(Solved) What is done in preloading ( Application.LoadLevel(x) )


This page states that all assets in a scene are preloaded automatically in published builds, however not for scene 0. So the page suggests if you have no splash screen or main menu (which would be scene 0) to create a helper scene which just loads your main scene with Application.LoadLevel(1).
My app currently consists of one scene only (scene 0), so it seems that I don’t use preloading at the moment. I stumbled upon the above statement and now I’m asking myself what (perfomance?) advantages would come with the above technique.
Should I apply it to my published build?

Edit: Is preloading really skipped if I stay in scene 0? What disadvantages are resulting from this? I’d really like to understand.


From my understanding, essentially everything from a scene is loaded, and then the scene is opened.
Mostly, for a small distraction for the user, people can use a very empty scene, with a guitexture in it, to show the users that something is happening, and at the same time, call application.loadlevel(x) in a start function, so that people have something to look at, and are assured that the game is still loading, instead of stalled or something…

Example: I’m making a game for android, and didn’t have any “loading” messages between levels. But loading times for the levels on the phones were about 4-8 seconds… This is a really long time for some people… So, what’d I do? I created an empty scene, and stuck a guitexture with a scale of x:1 Y:1 on it (to show it full screen), and it fills the screen. Then I have a small script running application.loadlevel(x) at the same time. Essentially what this does is: Loads the “loadlevel” scene really fast and shows the “loading” guitexture. At the same time in the background, the next level (I specified in the script) is loading it’s contents.
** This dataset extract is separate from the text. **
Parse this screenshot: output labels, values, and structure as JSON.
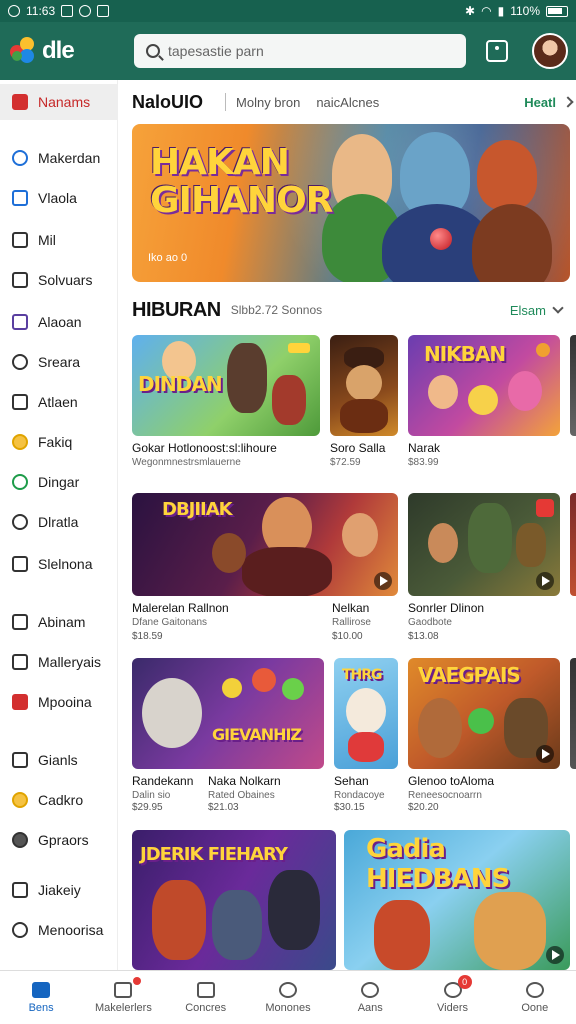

But, the great thing is: It doesn’t leave the current scene (thus showing the loading graphic) until it’s finished loading and ready to show the next level.

(Caveat: All you experts out there, please do correct me if I’ve got any part of this concept wrong.) :stuck_out_tongue:

Hope this helps!

I just changed my app accordingly, so now I have a scene 0 that shows a splash-screen and loads scene 1. Now the standard splash screen of unity I was already used to loads much faster than before, then my splash screen is shown and after a few more seconds the app starts as usual. This leads me to the assumption that Unity already takes care of everything: I think, if you do not have a scene 0 that loads the next scene, then the pre-loading is done during the Unity splash-screen. This would make the information regarding the pre-loading on the above linked page outdated!